Supplied data:
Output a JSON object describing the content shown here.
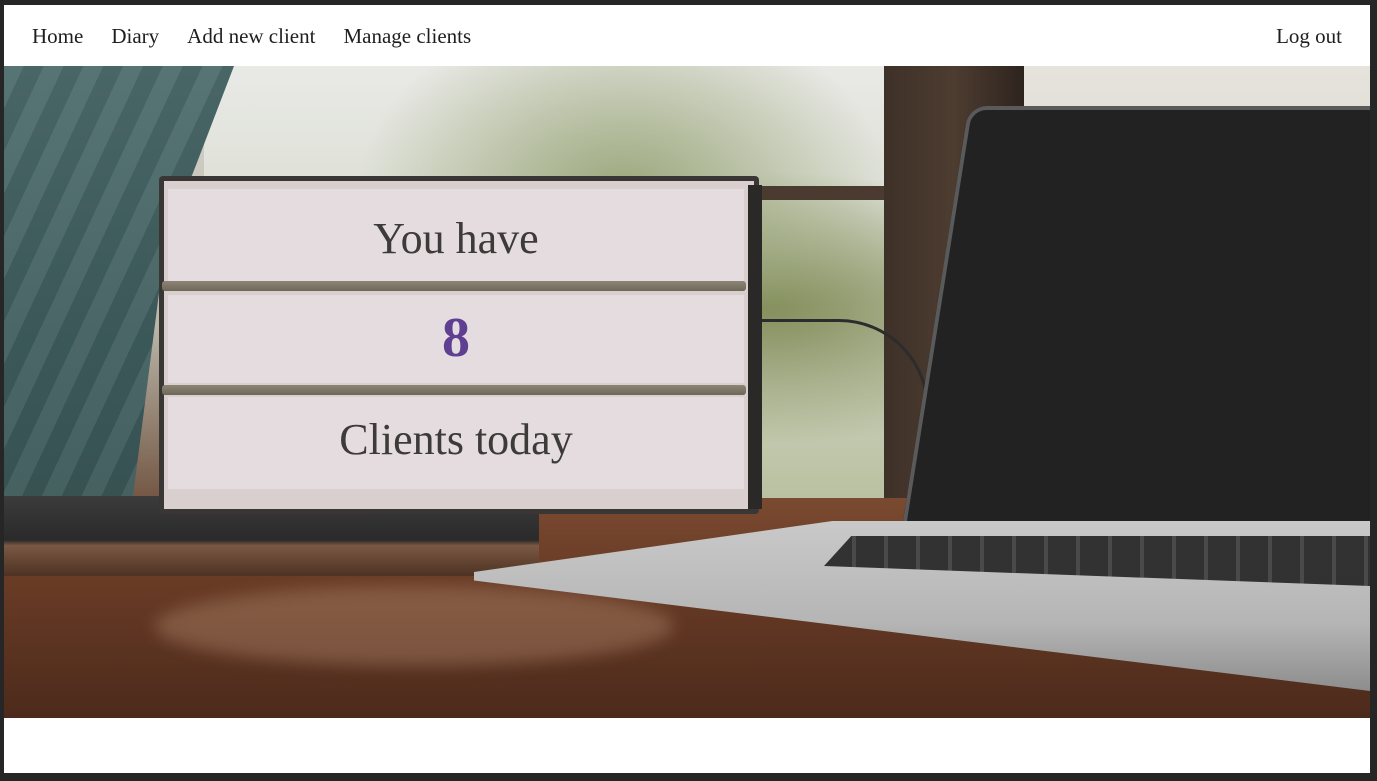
{
  "nav": {
    "links": [
      "Home",
      "Diary",
      "Add new client",
      "Manage clients"
    ],
    "logout": "Log out"
  },
  "lightbox": {
    "line1": "You have",
    "count": "8",
    "line3": "Clients today"
  },
  "colors": {
    "count_accent": "#5e3f92",
    "nav_text": "#1e1e1e",
    "page_border": "#262626"
  }
}
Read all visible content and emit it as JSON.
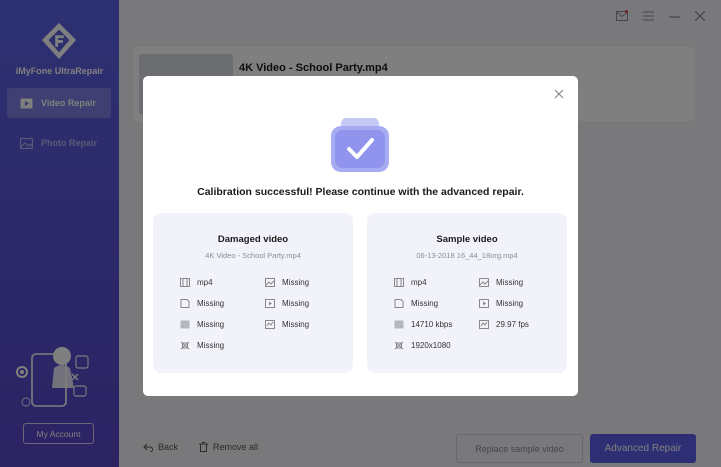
{
  "sidebar": {
    "app_name": "iMyFone UltraRepair",
    "items": [
      {
        "label": "Video Repair",
        "icon": "video-icon",
        "active": true
      },
      {
        "label": "Photo Repair",
        "icon": "photo-icon",
        "active": false
      }
    ],
    "account_label": "My Account"
  },
  "main": {
    "file_title": "4K Video - School Party.mp4"
  },
  "bottombar": {
    "back_label": "Back",
    "remove_label": "Remove all",
    "replace_label": "Replace sample video",
    "advanced_label": "Advanced Repair"
  },
  "modal": {
    "message": "Calibration successful! Please continue with the advanced repair.",
    "damaged": {
      "title": "Damaged video",
      "filename": "4K Video - School Party.mp4",
      "attrs": [
        "mp4",
        "Missing",
        "Missing",
        "Missing",
        "Missing",
        "Missing",
        "Missing"
      ]
    },
    "sample": {
      "title": "Sample video",
      "filename": "06-13-2018 16_44_18org.mp4",
      "attrs": [
        "mp4",
        "Missing",
        "Missing",
        "Missing",
        "14710 kbps",
        "29.97 fps",
        "1920x1080"
      ]
    }
  },
  "colors": {
    "accent": "#5b5ce6",
    "sidebar_top": "#5b62e3",
    "panel_bg": "#f2f3fa"
  }
}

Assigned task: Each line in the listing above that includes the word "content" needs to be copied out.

Output:
Output a JSON object describing the content shown here.
Read all visible content and emit it as JSON.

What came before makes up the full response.